  4. Oct 20, 2009 #3
    It's a very broad question- my opinion is that physics is a subject of two complementing sides, the conceptual side which is the light bulb going off in your head: when you understand a phenomenon beyond the words used to describe it, and the analytical side, using mathematics, logic, and derivations to come up with correct numerical answers or algebraic expressions.

    When something won't stick, say a proof, for example, I will write the proof in non-maths language. A good example of this for me was always the orthogonality derivations. I'd repeat them for ages and never take them in, but then when I wrote down the steps, 1. multiply by a different function, 2. integrate, 3. use orthogonality, 4. ... I'd have a much better overview. So this would be an example of taking a conceptual viewpoint of what you originally thought was an analytic problem.

    On the other hand, you may want to do the opposite. I'm currently working on understanding discrete Fourier transforms, which I am having trouble to learn from a textbook which only uses descriptive language and formal definitions to teach. I had a look on Youtube for some lectures on the subject, and the first result was a professor doing an example of the DFTs for a number of different functions, and using the maths to explicitly find the examples in the frequency domain, something I didn't really even consider when I initially started my reading!

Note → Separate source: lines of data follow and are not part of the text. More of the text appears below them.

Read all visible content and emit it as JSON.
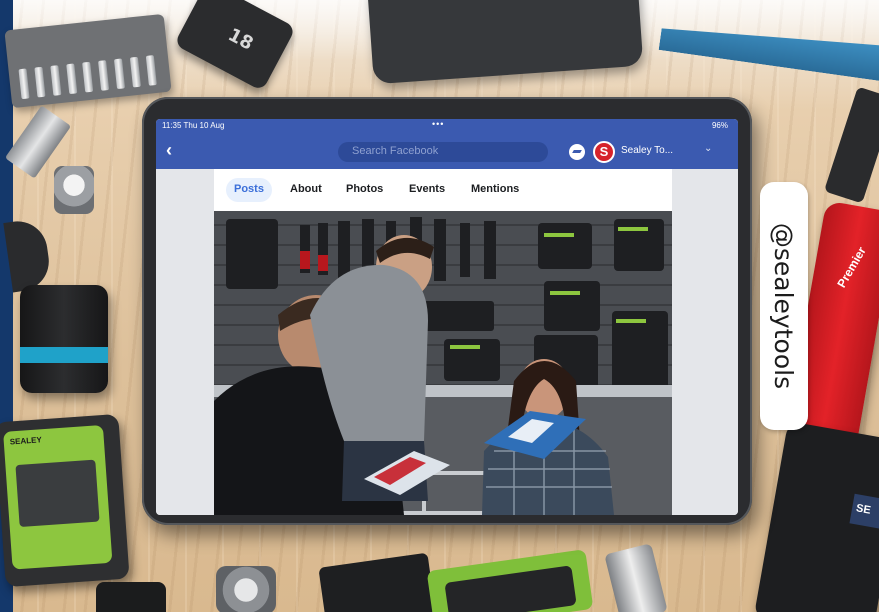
{
  "tablet": {
    "status": {
      "time": "11:35  Thu 10 Aug",
      "dots": "•••",
      "battery": "96%"
    },
    "header": {
      "back_icon": "chevron-left-icon",
      "search_placeholder": "Search Facebook",
      "messenger_icon": "messenger-icon",
      "page_avatar_letter": "S",
      "page_name": "Sealey To...",
      "chevron": "⌄"
    },
    "tabs": [
      {
        "label": "Posts",
        "active": true
      },
      {
        "label": "About",
        "active": false
      },
      {
        "label": "Photos",
        "active": false
      },
      {
        "label": "Events",
        "active": false
      },
      {
        "label": "Mentions",
        "active": false
      }
    ]
  },
  "social_handle": "@sealeytools",
  "tools": {
    "socket_label": "18",
    "inclinometer_brand": "SEALEY",
    "knife_brand": "Premier"
  },
  "colors": {
    "facebook_blue": "#3b5ab0",
    "sealey_red": "#d6232b",
    "strip_navy": "#14386b"
  }
}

    So my message is, physics is such a broad area that there is no one proven technique, but the advantage of this is that usually, every problem has more than one way of looking at it, and you may find one that suits you better if you bear this in mind!

    Hope this helps,
    (I thought I'd write a mini essay for my 2nd post!)

  5. Oct 23, 2009 #4
    My usual answer is to do more problems. The problems in the back of the book, problems you find online, whatever. This is very good (for me at least) for learning how to do the computations, and is therefore pretty much mandatory before tests. It is also useful conceptually, since you're looking at the same basic laws in a variety of ways. Unfortunately, it doesn't seem to stick very well. For example, last semester when I was taking ODE, I must have solved at least several hundred of the blasted things. This semester, though, I can barely remember any of it, and have to keep looking things up in books. So you need to keep doing problems or something else that requires what you learn, like research, to keep it up. If I had been doing research on ODEs or on something that required ODEs, I probably would have remembered a lot better!
Share this great discussion with others via Reddit, Google+, Twitter, or Facebook